Patsy was grateful that this wasn’t an in-person conversation. She could keep the annoyance out of her voice but not off her face. “Since Chip’s layoff, we’re very tight on our budget and I can’t afford to make anything. I signed up for paper plates and napkins. I’ll swing by the discount place after lunch and pick them up.”
“That place is going to be a nightmare on a Saturday afternoon! You should go now. Why do you always wait until the last minute? Wouldn’t your life be so much less stressful if you just planned a little better, and were a little more organized, and if you could—“
“Betsy, stop lecturing me. I’ll get what I need and meet you at the fellowship hall later. ‘Bye, now.”

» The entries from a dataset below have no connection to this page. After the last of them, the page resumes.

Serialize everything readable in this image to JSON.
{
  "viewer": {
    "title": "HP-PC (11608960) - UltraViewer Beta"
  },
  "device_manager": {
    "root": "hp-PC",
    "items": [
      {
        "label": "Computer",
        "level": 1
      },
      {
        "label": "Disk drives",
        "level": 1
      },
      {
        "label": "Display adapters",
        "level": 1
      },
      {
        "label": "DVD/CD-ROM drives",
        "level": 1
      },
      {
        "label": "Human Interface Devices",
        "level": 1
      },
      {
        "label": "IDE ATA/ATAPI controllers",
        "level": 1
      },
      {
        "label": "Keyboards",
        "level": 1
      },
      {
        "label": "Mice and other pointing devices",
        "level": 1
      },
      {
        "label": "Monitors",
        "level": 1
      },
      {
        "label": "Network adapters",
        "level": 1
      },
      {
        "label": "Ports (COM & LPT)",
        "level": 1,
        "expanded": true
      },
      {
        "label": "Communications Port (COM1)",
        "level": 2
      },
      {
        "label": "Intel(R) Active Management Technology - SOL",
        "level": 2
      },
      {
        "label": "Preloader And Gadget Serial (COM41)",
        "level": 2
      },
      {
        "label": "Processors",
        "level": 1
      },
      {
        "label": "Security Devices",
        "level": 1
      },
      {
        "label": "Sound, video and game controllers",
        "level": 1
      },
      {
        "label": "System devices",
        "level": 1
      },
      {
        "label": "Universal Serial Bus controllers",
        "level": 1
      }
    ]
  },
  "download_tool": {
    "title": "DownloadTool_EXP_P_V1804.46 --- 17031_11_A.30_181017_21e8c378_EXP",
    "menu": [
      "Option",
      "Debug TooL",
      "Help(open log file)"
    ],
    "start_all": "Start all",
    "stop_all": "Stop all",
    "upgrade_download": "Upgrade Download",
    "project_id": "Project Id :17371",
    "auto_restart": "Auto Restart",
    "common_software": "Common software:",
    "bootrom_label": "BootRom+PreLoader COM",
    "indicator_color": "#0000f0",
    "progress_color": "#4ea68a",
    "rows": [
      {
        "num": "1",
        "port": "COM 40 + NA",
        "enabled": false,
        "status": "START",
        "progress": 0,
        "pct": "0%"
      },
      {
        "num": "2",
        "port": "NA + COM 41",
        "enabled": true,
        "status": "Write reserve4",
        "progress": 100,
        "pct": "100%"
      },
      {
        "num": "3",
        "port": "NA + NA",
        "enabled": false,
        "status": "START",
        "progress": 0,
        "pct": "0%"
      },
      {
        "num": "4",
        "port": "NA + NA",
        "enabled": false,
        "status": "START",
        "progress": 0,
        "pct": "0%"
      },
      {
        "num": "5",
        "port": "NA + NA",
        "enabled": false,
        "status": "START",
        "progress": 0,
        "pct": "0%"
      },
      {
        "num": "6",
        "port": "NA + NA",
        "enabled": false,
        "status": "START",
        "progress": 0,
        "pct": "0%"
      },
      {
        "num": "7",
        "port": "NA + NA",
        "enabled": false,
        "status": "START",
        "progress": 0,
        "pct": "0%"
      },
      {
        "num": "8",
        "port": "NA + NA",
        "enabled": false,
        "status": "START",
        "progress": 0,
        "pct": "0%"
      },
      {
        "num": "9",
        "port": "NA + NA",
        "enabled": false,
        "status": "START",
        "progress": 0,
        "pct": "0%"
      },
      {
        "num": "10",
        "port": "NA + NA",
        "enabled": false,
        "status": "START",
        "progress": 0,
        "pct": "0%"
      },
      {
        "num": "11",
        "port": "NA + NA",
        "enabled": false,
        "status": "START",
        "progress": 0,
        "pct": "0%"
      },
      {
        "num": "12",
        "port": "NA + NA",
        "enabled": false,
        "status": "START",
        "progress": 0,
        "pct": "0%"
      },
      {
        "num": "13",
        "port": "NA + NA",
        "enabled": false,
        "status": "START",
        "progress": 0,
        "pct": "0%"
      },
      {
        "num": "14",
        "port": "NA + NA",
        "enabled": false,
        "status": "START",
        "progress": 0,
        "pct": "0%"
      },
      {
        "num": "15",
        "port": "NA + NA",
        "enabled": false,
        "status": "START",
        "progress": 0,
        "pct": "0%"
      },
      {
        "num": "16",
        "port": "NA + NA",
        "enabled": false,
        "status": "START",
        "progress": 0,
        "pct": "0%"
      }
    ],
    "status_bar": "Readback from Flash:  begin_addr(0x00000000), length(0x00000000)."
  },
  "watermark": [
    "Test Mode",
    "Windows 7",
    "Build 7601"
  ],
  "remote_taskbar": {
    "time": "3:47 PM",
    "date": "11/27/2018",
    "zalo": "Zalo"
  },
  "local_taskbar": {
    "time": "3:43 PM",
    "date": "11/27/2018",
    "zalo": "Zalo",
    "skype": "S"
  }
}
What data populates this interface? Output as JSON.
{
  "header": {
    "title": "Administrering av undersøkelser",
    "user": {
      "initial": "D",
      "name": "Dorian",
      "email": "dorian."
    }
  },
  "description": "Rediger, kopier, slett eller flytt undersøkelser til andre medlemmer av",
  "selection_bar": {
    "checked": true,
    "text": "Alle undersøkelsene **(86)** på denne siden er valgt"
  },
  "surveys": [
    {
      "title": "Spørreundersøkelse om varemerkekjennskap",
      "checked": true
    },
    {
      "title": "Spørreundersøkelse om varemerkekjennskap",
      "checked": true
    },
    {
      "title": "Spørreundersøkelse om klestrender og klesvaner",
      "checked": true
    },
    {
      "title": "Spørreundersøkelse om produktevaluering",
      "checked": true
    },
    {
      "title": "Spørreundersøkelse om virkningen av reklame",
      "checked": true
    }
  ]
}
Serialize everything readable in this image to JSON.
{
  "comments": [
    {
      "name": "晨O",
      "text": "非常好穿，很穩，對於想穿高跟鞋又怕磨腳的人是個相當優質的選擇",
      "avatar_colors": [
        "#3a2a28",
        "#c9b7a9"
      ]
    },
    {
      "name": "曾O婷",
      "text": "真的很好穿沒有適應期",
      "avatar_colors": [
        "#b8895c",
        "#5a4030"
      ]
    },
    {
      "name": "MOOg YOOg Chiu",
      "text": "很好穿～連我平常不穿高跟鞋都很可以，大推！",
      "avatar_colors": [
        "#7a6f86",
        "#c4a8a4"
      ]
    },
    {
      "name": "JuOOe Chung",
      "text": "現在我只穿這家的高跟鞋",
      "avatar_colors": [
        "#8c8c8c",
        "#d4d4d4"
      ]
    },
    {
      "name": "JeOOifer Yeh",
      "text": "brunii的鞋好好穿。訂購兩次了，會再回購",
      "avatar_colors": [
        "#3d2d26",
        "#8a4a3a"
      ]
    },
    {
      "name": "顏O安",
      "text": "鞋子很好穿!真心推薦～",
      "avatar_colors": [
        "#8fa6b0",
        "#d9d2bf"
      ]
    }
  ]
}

Ten minutes of deep breathing exercises later, Patsy was herself again. She put a load in the washer and made lunch for the family.
After lunch, her oldest boy informed her that he had a major science project due Monday. And that he had no idea what he wanted to do. So she sat with him and they pulled it together.
After another laundry swap, she looked at the clock. “Oh, boy, I’ve got to get a move on.” She left instructions with Chip on what the kids were to wear and made a gentle suggestion on his choice of attire, then flew through her own shower and prep.
She jumped in the car and prayed for all green lights.
At the store she was dismayed to see that Betsy was right--a total zoo. She shopped as quickly as possible, then got into one of the long lines to check out, worrying about the time.
When she handed over her card to pay, some kind of siren went off and a light started flashing over Carla’s cash register.
“You’re our one thousandth customer! Congratulations!” Carla said.
Someone from the customer service booth came over and handed her an envelope. “Thanks so much for shopping here! We appreciate you!” After a few VERY quick photos, Patsy rushed to her car. The envelope held a very old $50 bill and a certificate for $50 off her next visit. Patsy swiped away a tear and prayed. “Thank you, God. This will help so much.”
At the church she handed over her paper goods and scooted into place beside Chip and the kids, who looked reasonably clean. Mission accomplished. She had just enough time to tell Chip about the $100 windfall before the program started.
Later at home, she showed Chip the money and certificate, and he remarked on the condition of the fifty, smoothing it out. “It’s from 15 years ago, and… wait a minute.” He was still mumbling to himself as he wandered off to his office.
He hollered to her. “This bill has a misprinted serial number. It’s one of only twenty bills that were printed this way and it’s worth--“
He erupted into stomping and whooping, and she ran to look over his shoulder at the screen. He pointed at a number, and, whooping herself, she thought We’re not going to lose the house. God, you outdid yourself this time.
And whooped some more.